About the Speaker
Tom Ginsburg is the Leo Spitz professor of international law, Ludwig and Hilde Wolf research scholar, professor of political science at the University of Chicago Law School. His research focuses on comparative and international law from an interdisciplinary perspective. He holds BA, JD, and PhD degrees from the University of California at Berkeley.

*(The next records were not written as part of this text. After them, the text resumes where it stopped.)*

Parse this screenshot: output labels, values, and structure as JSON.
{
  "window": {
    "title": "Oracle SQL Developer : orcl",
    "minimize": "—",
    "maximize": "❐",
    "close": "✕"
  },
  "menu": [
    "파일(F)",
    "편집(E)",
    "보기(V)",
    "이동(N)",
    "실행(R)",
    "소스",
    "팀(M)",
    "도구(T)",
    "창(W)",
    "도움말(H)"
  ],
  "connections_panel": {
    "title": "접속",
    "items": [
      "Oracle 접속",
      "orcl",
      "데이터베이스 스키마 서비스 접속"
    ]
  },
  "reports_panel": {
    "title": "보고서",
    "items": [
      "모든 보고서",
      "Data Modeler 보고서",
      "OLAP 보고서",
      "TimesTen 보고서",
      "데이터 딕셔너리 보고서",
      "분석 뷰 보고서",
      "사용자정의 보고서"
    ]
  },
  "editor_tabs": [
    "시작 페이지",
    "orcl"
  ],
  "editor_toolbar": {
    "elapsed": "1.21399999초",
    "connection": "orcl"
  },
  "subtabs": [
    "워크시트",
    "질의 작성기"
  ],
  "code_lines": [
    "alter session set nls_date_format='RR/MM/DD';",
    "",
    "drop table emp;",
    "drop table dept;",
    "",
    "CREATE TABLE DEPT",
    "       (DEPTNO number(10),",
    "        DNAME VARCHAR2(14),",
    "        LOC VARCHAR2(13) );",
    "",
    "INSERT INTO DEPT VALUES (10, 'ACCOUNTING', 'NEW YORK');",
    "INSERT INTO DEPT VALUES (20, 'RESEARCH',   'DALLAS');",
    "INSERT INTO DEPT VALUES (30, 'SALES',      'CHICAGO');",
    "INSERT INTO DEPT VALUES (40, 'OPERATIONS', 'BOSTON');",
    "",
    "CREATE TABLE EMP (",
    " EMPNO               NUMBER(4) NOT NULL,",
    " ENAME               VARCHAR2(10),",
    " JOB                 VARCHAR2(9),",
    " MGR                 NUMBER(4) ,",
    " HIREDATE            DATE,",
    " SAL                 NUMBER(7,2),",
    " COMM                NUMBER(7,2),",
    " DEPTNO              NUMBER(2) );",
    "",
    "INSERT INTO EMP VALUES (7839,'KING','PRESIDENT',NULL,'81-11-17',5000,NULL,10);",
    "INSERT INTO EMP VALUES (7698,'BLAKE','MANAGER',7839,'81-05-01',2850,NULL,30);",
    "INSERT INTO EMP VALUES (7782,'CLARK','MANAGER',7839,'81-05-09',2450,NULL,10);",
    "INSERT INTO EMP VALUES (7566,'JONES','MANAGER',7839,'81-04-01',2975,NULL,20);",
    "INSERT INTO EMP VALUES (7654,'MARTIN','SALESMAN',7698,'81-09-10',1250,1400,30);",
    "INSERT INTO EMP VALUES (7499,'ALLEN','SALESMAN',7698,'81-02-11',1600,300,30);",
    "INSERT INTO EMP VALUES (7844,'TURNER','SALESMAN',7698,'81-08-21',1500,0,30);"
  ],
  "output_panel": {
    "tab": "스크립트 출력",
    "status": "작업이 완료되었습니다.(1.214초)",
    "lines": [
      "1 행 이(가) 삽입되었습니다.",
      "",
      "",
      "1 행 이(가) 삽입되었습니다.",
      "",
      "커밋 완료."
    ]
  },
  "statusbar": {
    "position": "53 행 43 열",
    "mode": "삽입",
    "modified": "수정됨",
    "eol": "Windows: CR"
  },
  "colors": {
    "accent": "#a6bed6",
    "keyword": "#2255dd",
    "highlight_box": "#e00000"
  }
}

His latest book, How to Save a Constitutional Democracy, was written with Aziz Z. Huq, and his earlier books include Judicial Review in New Democracies (2003), which won the C. Herman Pritchett Award from the American Political Science Association; The Endurance of National Constitutions (2009), which also won a best book prize from APSA; and Judicial Reputation (2015). He currently co-directs the Comparative Constitutions Project, an effort funded by the National Science Foundation to gather and analyze the constitutions of all independent nation-states since 1789. Learn more here.